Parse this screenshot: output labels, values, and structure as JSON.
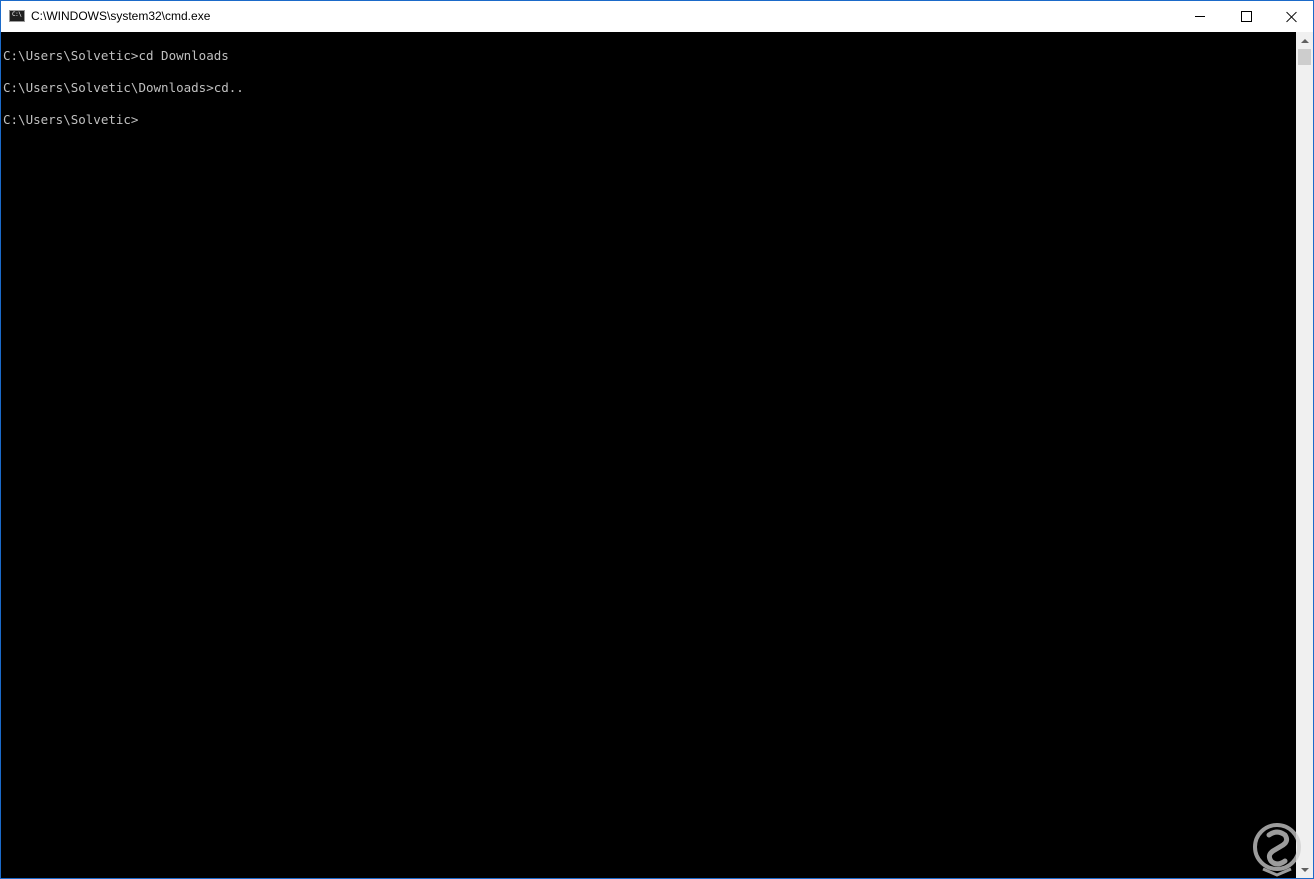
{
  "window": {
    "title": "C:\\WINDOWS\\system32\\cmd.exe",
    "icon": "cmd-icon",
    "icon_text": "C:\\",
    "controls": {
      "minimize_icon": "minimize-icon",
      "maximize_icon": "maximize-icon",
      "close_icon": "close-icon"
    }
  },
  "console": {
    "background": "#000000",
    "text_color": "#c0c0c0",
    "lines": [
      "C:\\Users\\Solvetic>cd Downloads",
      "C:\\Users\\Solvetic\\Downloads>cd..",
      "C:\\Users\\Solvetic>"
    ]
  },
  "watermark": {
    "icon": "solvetic-logo",
    "color": "#e0e0e0"
  }
}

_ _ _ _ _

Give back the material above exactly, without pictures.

Parse this screenshot: output labels, values, and structure as JSON.
{
  "window": {
    "title": "C:\\WINDOWS\\system32\\cmd.exe",
    "icon": "cmd-icon",
    "icon_text": "C:\\",
    "controls": {
      "minimize_icon": "minimize-icon",
      "maximize_icon": "maximize-icon",
      "close_icon": "close-icon"
    }
  },
  "console": {
    "background": "#000000",
    "text_color": "#c0c0c0",
    "lines": [
      "C:\\Users\\Solvetic>cd Downloads",
      "C:\\Users\\Solvetic\\Downloads>cd..",
      "C:\\Users\\Solvetic>"
    ]
  },
  "watermark": {
    "icon": "solvetic-logo",
    "color": "#e0e0e0"
  }
}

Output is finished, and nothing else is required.